NEW YORK (GenomeWeb News) – A study appearing online today in Nature suggests that convergent evolution at hundreds of sites across the genome has helped animals in at least three mammalian lineages acquire the ability to navigate with the help of sound.

Researchers from the UK, Denmark, and Italy started by doing whole-genome sequencing on four new bat species, including three representatives that are capable of echolocation and one that is not.

Their analysis of the new bat genomes, together with existing sequence data for another 18 echolocating and non-echolocating mammals, suggest that convergent changes at almost 200 sites across the genome have contributed to the evolution of echolocation in two bat lineages and in a cetacean lineage that includes dolphins and whales.

"We know natural selection is a potent driver of gene sequence evolution," co-first author Joe Parker, a biology and chemical sciences researcher with Queen Mary University of London, said in a statement, "but identifying so many examples where it produces nearly identical results in the genetic sequences of totally unrelated animals is astonishing."

Echolocation was already known to have evolved independently in bats and cetaceans such as whales and dolphins, Parker and his co-authors noted. Recent studies have suggested that echolocation has appeared on at least two separate occasions in the bat lineage, but the degree of genetic overlap behind this and other forms of convergent evolution are not well understood.

To explore the extent of genomic convergence associated with echolocation, researchers started by using Illumina's HiSeq 2000 instrument to generate draft genome sequences for four bat species: the echolocating greater horseshoe (Rhinolophus ferrumequinum), greater false vampire (Megaderma lyra), and Parnell's mustached (Pteronotus parnellii) bats, as well as the non-echolocating straw-colored fruit bat (Eidolon helvum).

The team tracked down more than 20,000 predicted protein-coding genes in each of the newly assembled bat genomes. Then they added sequence data from 18 more published mammalian genomes, identifying 2,326 orthologous coding gene sequences that subsequently served as the basis for their phylogenetics-based look at echolocation-related sequence convergence.

Taking cues from more than 800,000 amino acid sequences encoded within the orthologous sequence set, they verified a role for convergence in the genomes of the echolocating bats and bottlenose dolphin included in the analysis.

Together with protein-protein interaction profiles, that data helped the group tally up a set of around 200 loci that are most strongly linked to such convergent evolution.
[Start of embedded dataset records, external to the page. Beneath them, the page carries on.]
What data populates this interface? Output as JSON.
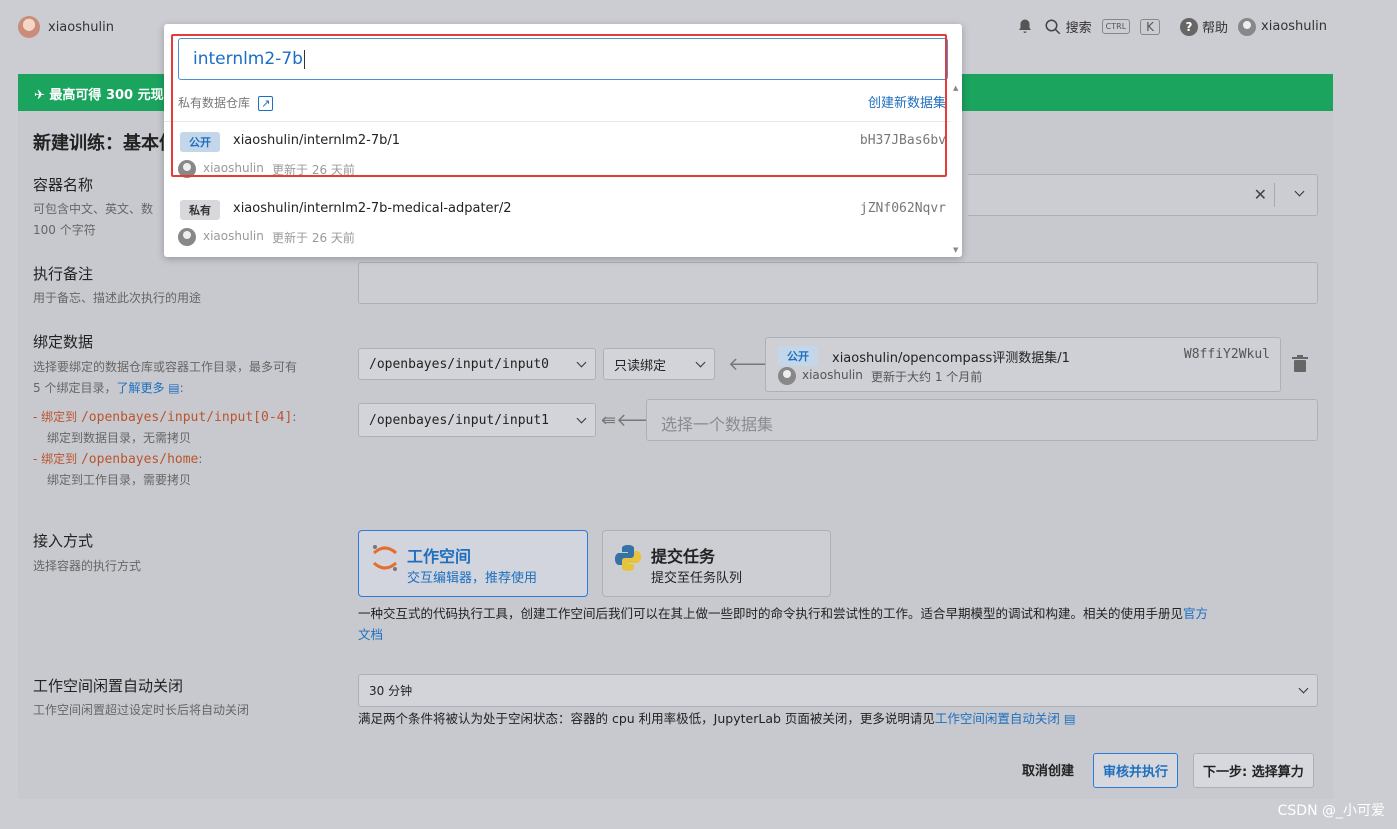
{
  "topbar": {
    "username_left": "xiaoshulin",
    "search_label": "搜索",
    "kbd1": "CTRL",
    "kbd2": "K",
    "help_label": "帮助",
    "username_right": "xiaoshulin"
  },
  "banner": {
    "text": "最高可得 300 元现"
  },
  "page_title": "新建训练：基本信",
  "container_name": {
    "label": "容器名称",
    "hint": "可包含中文、英文、数",
    "hint2": "100 个字符"
  },
  "remark": {
    "label": "执行备注",
    "hint": "用于备忘、描述此次执行的用途"
  },
  "bind": {
    "label": "绑定数据",
    "hint1": "选择要绑定的数据仓库或容器工作目录，最多可有",
    "hint2": "5 个绑定目录，",
    "learn_more": "了解更多",
    "rule1_prefix": "绑定到 ",
    "rule1_path": "/openbayes/input/input[0-4]",
    "rule1_desc": "绑定到数据目录，无需拷贝",
    "rule2_prefix": "绑定到 ",
    "rule2_path": "/openbayes/home",
    "rule2_desc": "绑定到工作目录，需要拷贝",
    "row1_path": "/openbayes/input/input0",
    "row1_mode": "只读绑定",
    "row1_tag": "公开",
    "row1_dataset": "xiaoshulin/opencompass评测数据集/1",
    "row1_hash": "W8ffiY2Wkul",
    "row1_user": "xiaoshulin",
    "row1_updated": "更新于大约 1 个月前",
    "row2_path": "/openbayes/input/input1",
    "row2_placeholder": "选择一个数据集"
  },
  "access": {
    "label": "接入方式",
    "hint": "选择容器的执行方式",
    "workspace_title": "工作空间",
    "workspace_sub": "交互编辑器，推荐使用",
    "task_title": "提交任务",
    "task_sub": "提交至任务队列",
    "desc": "一种交互式的代码执行工具，创建工作空间后我们可以在其上做一些即时的命令执行和尝试性的工作。适合早期模型的调试和构建。相关的使用手册见",
    "desc_link": "官方",
    "desc_link2": "文档"
  },
  "idle": {
    "label": "工作空间闲置自动关闭",
    "hint": "工作空间闲置超过设定时长后将自动关闭",
    "value": "30 分钟",
    "note": "满足两个条件将被认为处于空闲状态：容器的 cpu 利用率极低，JupyterLab 页面被关闭，更多说明请见",
    "note_link": "工作空间闲置自动关闭"
  },
  "actions": {
    "cancel": "取消创建",
    "review": "审核并执行",
    "next": "下一步: 选择算力"
  },
  "dropdown": {
    "search_value": "internlm2-7b",
    "section_label": "私有数据仓库",
    "create_link": "创建新数据集",
    "items": [
      {
        "tag": "公开",
        "name": "xiaoshulin/internlm2-7b/1",
        "hash": "bH37JBas6bv",
        "user": "xiaoshulin",
        "updated": "更新于 26 天前"
      },
      {
        "tag": "私有",
        "name": "xiaoshulin/internlm2-7b-medical-adpater/2",
        "hash": "jZNf062Nqvr",
        "user": "xiaoshulin",
        "updated": "更新于 26 天前"
      }
    ]
  },
  "watermark": "CSDN @_小可爱"
}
Perhaps not surprisingly, the overlapping adaptive alterations associated with echolocation included a swath of genes implicated in hearing or deafness. But the researchers also unearthed convergent adaptations affecting genes linked to vision and other sensory processes.

"Our findings strongly suggest that, despite many recent papers reporting sequencing convergence in particular candidate genes, the importance of this mode of molecular evolutionary change is relatively underappreciated and is under-exploited in seeking to understand the genetic basis of complex traits such as echolocation," Parker and his co-authors concluded.

"These results could be the tip of the iceberg," senior author Stephen Rossiter, with Queen Mary University of London, said in a statement. "As the genomes of more species are sequenced and studied, we may well see other striking cases of convergent adaptations being driven by identical genetic changes."